• Task item: Search the records for "chevron". Copy every line where it appears.

(Data records for software interfaces)
┄┄┄┄┄┄┄┄┄┄
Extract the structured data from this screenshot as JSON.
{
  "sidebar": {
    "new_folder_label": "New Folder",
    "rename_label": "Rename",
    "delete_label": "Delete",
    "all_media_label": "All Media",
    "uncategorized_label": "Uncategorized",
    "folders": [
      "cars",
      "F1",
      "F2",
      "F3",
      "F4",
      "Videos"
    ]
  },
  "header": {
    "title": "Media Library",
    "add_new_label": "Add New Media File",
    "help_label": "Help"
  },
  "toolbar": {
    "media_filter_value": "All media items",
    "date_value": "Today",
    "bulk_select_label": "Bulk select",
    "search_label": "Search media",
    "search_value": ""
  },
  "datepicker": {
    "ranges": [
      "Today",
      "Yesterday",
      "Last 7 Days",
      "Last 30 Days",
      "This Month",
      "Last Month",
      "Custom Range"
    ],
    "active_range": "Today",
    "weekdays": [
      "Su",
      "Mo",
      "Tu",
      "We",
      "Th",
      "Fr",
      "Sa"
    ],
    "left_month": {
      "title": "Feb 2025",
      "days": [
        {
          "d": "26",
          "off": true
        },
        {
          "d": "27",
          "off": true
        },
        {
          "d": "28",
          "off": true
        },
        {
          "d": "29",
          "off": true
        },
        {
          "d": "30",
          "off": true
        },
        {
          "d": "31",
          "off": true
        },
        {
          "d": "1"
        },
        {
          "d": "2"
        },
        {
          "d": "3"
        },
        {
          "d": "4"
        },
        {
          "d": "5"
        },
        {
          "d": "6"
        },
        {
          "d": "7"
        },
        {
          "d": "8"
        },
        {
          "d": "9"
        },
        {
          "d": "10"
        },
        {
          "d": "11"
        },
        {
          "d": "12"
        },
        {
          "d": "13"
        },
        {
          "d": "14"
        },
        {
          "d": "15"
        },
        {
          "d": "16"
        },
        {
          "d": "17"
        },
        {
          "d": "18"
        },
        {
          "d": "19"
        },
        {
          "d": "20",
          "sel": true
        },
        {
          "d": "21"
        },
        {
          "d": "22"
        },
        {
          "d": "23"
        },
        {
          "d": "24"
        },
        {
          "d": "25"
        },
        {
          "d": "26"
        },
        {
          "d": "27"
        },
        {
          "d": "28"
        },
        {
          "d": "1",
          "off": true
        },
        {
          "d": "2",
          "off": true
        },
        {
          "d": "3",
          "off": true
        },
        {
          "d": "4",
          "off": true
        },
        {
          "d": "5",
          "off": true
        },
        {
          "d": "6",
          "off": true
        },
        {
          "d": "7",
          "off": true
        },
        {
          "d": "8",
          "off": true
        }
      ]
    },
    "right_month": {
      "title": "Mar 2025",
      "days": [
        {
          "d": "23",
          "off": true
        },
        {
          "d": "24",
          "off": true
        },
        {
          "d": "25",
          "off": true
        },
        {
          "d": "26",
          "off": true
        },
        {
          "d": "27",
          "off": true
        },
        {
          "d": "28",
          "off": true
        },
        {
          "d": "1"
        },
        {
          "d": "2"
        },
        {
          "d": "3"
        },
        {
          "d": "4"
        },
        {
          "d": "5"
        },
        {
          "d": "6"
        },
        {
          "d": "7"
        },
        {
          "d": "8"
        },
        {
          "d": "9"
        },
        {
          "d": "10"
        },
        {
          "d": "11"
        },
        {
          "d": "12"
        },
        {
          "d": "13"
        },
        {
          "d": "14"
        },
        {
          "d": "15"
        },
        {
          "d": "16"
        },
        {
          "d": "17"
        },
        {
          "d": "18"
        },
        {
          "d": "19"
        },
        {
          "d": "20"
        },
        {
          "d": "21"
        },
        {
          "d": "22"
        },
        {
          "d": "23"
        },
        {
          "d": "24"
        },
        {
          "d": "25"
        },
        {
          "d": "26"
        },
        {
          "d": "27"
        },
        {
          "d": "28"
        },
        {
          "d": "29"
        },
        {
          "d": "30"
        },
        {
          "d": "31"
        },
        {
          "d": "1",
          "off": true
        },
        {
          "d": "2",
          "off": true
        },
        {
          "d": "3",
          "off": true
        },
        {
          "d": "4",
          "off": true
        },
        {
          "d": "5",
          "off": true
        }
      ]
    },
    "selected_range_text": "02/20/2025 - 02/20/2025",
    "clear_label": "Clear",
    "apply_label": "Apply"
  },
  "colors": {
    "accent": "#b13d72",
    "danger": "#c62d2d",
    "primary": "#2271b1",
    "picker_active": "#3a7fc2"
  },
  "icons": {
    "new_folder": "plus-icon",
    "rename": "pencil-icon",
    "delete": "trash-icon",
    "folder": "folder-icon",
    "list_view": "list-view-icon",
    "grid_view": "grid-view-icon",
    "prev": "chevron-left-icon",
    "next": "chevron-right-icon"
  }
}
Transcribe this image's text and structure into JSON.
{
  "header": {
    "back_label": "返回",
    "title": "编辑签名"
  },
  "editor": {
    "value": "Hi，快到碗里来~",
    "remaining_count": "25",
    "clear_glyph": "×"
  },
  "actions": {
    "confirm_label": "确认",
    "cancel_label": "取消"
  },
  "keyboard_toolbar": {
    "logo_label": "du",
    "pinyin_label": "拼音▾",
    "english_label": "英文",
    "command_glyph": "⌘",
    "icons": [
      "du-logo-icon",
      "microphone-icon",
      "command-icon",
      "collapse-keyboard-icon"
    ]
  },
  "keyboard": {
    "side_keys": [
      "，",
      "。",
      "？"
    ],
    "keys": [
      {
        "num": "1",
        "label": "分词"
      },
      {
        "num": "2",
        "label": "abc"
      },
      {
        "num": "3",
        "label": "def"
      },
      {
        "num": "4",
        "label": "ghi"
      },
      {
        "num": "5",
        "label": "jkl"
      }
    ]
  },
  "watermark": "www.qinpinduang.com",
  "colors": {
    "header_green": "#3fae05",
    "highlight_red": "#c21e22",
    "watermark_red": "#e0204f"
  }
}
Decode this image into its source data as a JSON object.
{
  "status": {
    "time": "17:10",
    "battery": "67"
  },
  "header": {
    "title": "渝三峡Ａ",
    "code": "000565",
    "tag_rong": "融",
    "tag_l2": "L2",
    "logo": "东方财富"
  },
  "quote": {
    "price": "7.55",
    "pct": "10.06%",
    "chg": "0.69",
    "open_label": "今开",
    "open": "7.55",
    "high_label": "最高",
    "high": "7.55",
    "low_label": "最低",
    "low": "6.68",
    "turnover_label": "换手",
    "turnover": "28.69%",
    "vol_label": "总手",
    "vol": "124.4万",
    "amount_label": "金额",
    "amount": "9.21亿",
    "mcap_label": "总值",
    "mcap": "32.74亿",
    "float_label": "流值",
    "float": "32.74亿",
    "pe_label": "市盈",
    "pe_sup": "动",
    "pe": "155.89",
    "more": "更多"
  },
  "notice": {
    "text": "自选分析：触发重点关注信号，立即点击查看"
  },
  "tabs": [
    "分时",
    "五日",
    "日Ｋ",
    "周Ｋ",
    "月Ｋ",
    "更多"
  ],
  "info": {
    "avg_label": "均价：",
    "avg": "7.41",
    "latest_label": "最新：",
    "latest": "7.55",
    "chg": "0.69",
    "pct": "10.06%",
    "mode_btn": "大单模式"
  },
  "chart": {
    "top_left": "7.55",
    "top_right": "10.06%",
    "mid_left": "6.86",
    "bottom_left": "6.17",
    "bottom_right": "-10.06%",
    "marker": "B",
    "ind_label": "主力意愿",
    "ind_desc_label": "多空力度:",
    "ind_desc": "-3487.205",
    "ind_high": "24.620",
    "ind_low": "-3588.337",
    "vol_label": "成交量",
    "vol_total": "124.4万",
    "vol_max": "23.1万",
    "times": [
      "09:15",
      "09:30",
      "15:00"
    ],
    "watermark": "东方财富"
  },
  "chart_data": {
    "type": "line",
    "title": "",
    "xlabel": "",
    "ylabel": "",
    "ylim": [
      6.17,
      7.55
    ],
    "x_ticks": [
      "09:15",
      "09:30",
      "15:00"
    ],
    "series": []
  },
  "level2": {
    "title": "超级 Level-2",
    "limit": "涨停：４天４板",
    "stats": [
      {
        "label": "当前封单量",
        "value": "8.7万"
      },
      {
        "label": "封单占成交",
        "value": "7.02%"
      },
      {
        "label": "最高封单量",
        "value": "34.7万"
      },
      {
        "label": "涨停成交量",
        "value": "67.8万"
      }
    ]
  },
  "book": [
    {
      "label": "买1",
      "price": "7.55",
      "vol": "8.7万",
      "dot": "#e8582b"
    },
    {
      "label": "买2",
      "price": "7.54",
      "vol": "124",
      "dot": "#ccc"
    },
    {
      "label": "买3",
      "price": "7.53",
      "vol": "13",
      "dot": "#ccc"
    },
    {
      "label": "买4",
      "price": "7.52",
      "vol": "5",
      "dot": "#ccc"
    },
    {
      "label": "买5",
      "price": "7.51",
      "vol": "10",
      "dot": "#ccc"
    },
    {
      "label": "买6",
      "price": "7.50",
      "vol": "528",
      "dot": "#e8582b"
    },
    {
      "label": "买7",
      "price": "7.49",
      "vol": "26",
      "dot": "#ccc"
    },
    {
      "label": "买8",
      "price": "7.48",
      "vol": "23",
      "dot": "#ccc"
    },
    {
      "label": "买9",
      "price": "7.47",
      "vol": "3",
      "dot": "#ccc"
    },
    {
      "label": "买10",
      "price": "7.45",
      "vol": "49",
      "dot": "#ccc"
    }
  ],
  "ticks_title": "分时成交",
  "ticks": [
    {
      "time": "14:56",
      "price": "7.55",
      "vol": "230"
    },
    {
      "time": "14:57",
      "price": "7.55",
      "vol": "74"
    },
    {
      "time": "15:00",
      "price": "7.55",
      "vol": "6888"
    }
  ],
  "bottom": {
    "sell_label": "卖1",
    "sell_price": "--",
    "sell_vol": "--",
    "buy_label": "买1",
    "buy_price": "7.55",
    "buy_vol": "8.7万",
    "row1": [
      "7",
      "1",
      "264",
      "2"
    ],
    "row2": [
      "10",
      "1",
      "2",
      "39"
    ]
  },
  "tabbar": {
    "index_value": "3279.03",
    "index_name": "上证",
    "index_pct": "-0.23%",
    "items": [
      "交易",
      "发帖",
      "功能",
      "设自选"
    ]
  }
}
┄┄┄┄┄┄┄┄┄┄
• Task answer:
    "prev": "chevron-left-icon",
    "next": "chevron-right-icon"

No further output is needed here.